### Input material
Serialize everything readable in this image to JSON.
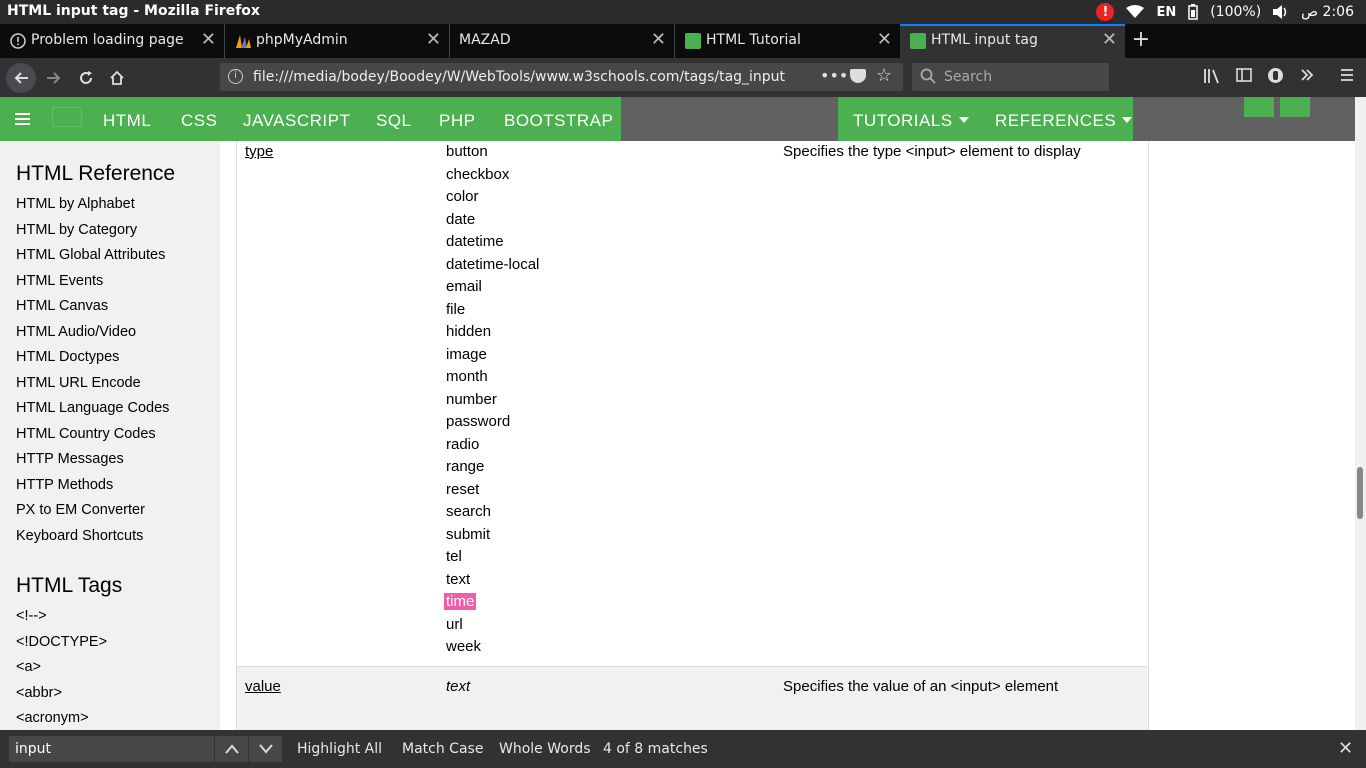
{
  "window": {
    "title": "HTML input tag - Mozilla Firefox"
  },
  "tray": {
    "lang": "EN",
    "battery": "(100%)",
    "clock": "2:06 ص"
  },
  "tabs": [
    {
      "label": "Problem loading page"
    },
    {
      "label": "phpMyAdmin"
    },
    {
      "label": "MAZAD"
    },
    {
      "label": "HTML Tutorial"
    },
    {
      "label": "HTML input tag"
    }
  ],
  "toolbar": {
    "url": "file:///media/bodey/Boodey/W/WebTools/www.w3schools.com/tags/tag_input",
    "search_placeholder": "Search"
  },
  "w3nav": {
    "items": [
      "HTML",
      "CSS",
      "JAVASCRIPT",
      "SQL",
      "PHP",
      "BOOTSTRAP"
    ],
    "tutorials": "TUTORIALS",
    "references": "REFERENCES"
  },
  "sidebar": {
    "heading1": "HTML Reference",
    "links": [
      "HTML by Alphabet",
      "HTML by Category",
      "HTML Global Attributes",
      "HTML Events",
      "HTML Canvas",
      "HTML Audio/Video",
      "HTML Doctypes",
      "HTML URL Encode",
      "HTML Language Codes",
      "HTML Country Codes",
      "HTTP Messages",
      "HTTP Methods",
      "PX to EM Converter",
      "Keyboard Shortcuts"
    ],
    "heading2": "HTML Tags",
    "tags": [
      "<!-->",
      "<!DOCTYPE>",
      "<a>",
      "<abbr>",
      "<acronym>"
    ]
  },
  "table": {
    "row1": {
      "attr": "type",
      "values": [
        "button",
        "checkbox",
        "color",
        "date",
        "datetime",
        "datetime-local",
        "email",
        "file",
        "hidden",
        "image",
        "month",
        "number",
        "password",
        "radio",
        "range",
        "reset",
        "search",
        "submit",
        "tel",
        "text",
        "time",
        "url",
        "week"
      ],
      "description": "Specifies the type <input> element to display"
    },
    "row2": {
      "attr": "value",
      "value": "text",
      "description": "Specifies the value of an <input> element"
    }
  },
  "findbar": {
    "query": "input",
    "highlight_all": "Highlight All",
    "match_case": "Match Case",
    "whole_words": "Whole Words",
    "status": "4 of 8 matches"
  }
}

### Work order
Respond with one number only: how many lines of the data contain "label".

### Output of the exercise
5